Change your password!If you’re one of those people who think it’s cute or clever to use ‘password’ as your password, you may be shocked to know that we’ve just added another highly ranked page on the web that openly publishes your crucial piece of identification.

Security firm SplashData recently published this year’s 25 worst passwords, and having seen individual security policies covering all industries, education levels and levels of paranoia, I can safely say that I’ve seen almost all of the entries from the top ten more often than I’d prefer.

  1. password
  2. 123456
  3. 12345678
  4. qwerty
  5. abc123
  6. monkey
  7. 1234567
  8. letmein
  9. trustno1
  10. dragon

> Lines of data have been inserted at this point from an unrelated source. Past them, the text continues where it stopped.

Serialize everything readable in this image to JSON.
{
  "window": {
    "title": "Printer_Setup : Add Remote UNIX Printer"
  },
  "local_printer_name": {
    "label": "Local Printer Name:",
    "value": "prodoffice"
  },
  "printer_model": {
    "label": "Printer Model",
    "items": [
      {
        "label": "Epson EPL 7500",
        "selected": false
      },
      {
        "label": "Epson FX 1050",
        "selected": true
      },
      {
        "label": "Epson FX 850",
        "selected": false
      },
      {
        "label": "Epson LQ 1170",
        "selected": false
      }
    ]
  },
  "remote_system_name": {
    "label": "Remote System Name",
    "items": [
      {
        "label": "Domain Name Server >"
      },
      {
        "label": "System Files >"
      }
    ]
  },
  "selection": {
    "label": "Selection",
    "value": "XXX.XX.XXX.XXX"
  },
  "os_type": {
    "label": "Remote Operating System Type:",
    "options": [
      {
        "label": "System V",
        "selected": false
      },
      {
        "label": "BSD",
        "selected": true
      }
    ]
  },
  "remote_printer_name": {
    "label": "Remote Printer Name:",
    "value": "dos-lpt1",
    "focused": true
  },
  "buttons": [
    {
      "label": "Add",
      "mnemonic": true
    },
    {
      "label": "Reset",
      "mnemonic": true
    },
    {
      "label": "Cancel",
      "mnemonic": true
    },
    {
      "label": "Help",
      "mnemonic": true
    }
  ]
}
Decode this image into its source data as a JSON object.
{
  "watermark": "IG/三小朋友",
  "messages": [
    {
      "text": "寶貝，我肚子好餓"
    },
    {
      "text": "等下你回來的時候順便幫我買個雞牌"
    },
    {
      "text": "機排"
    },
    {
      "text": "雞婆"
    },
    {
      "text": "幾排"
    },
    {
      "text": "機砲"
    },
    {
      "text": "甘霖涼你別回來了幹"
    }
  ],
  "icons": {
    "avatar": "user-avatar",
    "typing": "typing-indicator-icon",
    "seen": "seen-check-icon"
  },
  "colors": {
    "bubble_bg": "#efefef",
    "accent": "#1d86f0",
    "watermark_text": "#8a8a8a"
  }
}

Shockingly, many people in the world use these sequences to lock down their most sensitive login credentials. Thankfully many of the higher risk sites enforce a certain level of password complexity and some even force a password change after a set amount of time, but the fact is that a majority of sites, even ones where sensitive data like credit card information may be stored, do not enforce much, if any, password best practices at all.

Here are some tips to developing your own ideal passwords:

  1. Passwords should always contain a mix of upper and lowercase letters, numbers, and where possible, special characters – This ensures that a determined hacker will have to invest more significant amounts of time attempting to break your password through ‘brute force’ repetition.
  2. Passwords should never be a dictionary word – Automated processes will focus on dictionary words more readily than invented or random terms and pick these accounts off first.
  3. Ideally, you shouldn’t use the same password for different accounts – A resilient hacker will undoubtedly try the same credentials at different popular services to maximize their damage.
  4. Passwords should be changed on a fairly regular basis, perhaps every 3-6 months –In many cases, a hacker will retrieve your credentials, note a successful login and simply archive this information for use in a later deed.

If you follow the above tips, your former darling password of ‘monkey’ could better serve you with the far more secure “mo_nK3y%”, so long as you pick a new animal to secure your accounts every once in a while.